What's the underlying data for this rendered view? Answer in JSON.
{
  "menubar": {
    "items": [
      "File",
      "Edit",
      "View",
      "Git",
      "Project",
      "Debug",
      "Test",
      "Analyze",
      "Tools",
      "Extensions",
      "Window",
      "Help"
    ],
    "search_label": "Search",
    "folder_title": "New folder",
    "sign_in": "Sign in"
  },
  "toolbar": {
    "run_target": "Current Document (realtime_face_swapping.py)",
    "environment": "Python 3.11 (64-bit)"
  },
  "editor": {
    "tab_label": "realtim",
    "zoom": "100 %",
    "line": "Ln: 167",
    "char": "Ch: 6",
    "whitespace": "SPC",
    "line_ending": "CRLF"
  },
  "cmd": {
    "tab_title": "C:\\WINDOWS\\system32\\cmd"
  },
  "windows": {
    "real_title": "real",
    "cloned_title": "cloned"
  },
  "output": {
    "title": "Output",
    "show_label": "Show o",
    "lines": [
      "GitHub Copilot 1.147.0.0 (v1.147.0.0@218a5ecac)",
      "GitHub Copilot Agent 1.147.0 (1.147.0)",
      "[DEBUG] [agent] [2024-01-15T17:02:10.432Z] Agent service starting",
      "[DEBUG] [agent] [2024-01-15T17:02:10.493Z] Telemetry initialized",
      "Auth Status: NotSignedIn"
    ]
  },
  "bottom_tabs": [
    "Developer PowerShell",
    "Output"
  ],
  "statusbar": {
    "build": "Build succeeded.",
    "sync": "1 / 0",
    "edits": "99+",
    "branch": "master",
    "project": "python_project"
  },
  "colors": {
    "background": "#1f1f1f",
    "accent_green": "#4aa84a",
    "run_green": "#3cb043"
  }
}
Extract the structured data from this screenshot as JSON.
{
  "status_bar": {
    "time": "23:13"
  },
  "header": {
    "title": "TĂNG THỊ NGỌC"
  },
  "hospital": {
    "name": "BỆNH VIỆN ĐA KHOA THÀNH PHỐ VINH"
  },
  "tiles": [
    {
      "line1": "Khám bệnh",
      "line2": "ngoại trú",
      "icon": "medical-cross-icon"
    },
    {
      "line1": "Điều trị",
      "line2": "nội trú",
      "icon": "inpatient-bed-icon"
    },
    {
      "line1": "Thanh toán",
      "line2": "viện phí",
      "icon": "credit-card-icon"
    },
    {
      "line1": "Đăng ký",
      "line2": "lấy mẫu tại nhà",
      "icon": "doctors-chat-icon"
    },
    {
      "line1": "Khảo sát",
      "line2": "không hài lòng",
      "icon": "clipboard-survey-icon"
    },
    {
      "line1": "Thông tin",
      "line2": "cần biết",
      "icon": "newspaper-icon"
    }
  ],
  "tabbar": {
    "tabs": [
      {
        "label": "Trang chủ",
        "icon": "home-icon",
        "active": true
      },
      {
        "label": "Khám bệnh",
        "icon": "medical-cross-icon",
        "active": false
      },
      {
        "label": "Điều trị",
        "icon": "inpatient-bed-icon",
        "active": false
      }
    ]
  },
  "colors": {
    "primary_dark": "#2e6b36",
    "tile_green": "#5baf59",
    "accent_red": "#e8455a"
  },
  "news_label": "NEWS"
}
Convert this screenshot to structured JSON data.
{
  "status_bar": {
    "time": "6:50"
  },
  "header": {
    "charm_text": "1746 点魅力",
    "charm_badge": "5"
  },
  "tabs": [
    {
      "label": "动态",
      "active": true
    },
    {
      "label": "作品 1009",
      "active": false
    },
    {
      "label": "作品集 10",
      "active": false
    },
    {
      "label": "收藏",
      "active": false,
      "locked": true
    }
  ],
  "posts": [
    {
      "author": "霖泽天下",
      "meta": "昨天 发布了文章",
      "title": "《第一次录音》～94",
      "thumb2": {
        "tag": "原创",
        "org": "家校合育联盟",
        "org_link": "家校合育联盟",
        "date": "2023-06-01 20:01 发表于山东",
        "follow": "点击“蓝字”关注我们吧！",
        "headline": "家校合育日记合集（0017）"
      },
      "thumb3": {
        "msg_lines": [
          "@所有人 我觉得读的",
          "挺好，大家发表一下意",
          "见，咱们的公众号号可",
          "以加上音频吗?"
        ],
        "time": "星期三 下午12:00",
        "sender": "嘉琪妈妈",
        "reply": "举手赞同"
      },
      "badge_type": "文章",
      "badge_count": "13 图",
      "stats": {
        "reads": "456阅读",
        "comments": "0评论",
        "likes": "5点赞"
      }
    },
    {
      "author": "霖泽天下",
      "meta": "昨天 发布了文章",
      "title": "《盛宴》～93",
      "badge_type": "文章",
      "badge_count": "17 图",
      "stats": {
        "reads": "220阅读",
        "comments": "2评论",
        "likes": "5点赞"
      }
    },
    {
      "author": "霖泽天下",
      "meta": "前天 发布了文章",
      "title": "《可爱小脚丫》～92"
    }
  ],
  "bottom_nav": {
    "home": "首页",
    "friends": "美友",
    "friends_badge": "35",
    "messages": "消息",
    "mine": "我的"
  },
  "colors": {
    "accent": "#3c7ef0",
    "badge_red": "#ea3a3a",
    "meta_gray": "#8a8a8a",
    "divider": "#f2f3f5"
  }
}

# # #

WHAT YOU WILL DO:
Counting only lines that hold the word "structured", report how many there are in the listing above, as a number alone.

RESPONSE:
2